### Work request
Each line in the entries below that holds the string "data" is to be listed.

### Available records
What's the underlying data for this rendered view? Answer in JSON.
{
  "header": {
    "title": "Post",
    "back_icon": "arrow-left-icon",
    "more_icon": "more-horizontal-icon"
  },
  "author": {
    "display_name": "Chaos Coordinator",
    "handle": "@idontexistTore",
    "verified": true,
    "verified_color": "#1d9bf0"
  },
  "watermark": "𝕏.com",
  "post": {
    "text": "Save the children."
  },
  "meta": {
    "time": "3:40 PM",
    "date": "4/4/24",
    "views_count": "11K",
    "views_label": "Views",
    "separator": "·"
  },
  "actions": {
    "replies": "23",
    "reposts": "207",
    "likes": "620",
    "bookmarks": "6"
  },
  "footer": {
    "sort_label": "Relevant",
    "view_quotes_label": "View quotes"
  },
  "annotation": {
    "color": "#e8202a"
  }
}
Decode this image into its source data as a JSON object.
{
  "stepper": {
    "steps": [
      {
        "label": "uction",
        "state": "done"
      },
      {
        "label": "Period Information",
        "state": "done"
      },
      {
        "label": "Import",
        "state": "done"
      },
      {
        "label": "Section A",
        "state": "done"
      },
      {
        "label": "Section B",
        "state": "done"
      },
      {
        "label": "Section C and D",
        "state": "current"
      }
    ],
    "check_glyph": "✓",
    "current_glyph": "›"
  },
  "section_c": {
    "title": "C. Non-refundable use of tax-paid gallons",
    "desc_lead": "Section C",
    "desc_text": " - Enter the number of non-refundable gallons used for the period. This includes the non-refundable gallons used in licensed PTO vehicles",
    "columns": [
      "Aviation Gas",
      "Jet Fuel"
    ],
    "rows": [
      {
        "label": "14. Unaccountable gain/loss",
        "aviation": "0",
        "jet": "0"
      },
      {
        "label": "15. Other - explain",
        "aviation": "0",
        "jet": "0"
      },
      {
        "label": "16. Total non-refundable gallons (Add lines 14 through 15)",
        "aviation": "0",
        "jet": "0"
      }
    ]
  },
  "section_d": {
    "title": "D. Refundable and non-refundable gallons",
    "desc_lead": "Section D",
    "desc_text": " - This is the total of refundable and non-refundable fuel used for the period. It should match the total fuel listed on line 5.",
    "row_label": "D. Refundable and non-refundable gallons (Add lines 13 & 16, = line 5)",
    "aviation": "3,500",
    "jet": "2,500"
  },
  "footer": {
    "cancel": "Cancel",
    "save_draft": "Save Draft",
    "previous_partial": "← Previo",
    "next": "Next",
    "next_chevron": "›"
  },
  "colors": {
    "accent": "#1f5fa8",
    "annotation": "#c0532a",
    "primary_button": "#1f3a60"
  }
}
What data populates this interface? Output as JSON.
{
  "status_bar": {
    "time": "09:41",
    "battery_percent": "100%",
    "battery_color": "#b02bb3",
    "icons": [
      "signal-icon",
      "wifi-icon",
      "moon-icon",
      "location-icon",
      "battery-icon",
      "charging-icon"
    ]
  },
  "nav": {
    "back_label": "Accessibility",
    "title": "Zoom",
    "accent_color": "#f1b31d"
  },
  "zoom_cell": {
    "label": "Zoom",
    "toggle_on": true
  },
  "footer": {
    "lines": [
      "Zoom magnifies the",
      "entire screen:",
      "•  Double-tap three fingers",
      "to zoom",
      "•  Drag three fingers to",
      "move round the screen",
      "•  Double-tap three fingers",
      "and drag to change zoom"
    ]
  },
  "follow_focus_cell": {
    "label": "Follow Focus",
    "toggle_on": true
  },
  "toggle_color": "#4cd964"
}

### Solution
What's the underlying data for this rendered view? Answer in JSON.
Decode this image into its source data as a JSON object.
What data populates this interface? Output as JSON.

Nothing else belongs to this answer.